Review by psiloiordinary
This chap can write - I whizzed through the book partly because of the fast moving and well balanced plot and partly because of the writing style which is clear and quick but full of detail and insight.Having read the first part of his autobiography [[moab is my washpot]] I can see how he uses his own experiences in his work and this adds something to the enjoyment for me.Violence and revenge, love and hatred its all here.I can't help thinking that we are not yet seeing the author's full potential and so I have got him on my "buy everything he does" list.
Review by cathepsut
Good and fast read. I did not read the text on the back very carefully, so it took until page 268 till the coin dropped and I realised that I was actually reading Alexandre Dumas.... Sad ending. I liked the first part of the book better. The story is very close to Monte Christo and therefore there were not any surprises towards the end, it was too predictable. Still enjoyed it though.
Review by lizzybeans11
I found my self completely enthralled by this book. It is a very interesting, modern retelling of The Count of Monte Cristo. The characters are "thoroughly thought through" and grow and develop in believable ways to the end. This tragedy is a complete departure from Fry's usually humorous stories, and it is very well done.
Review by Reysbro

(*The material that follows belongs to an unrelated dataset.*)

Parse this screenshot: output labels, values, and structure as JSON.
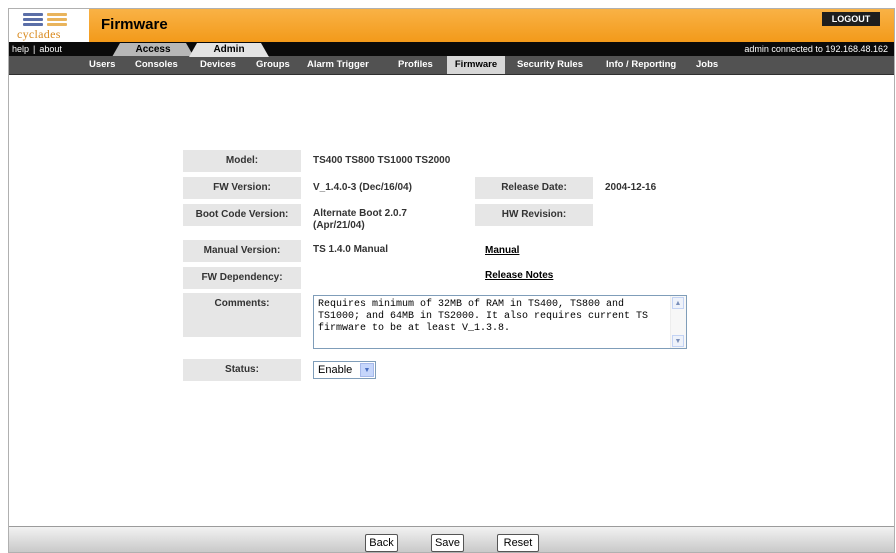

Wickedly entertaining a horrible mind boggling roller-coaster of human nature at it's worst. Terrifically gratifying.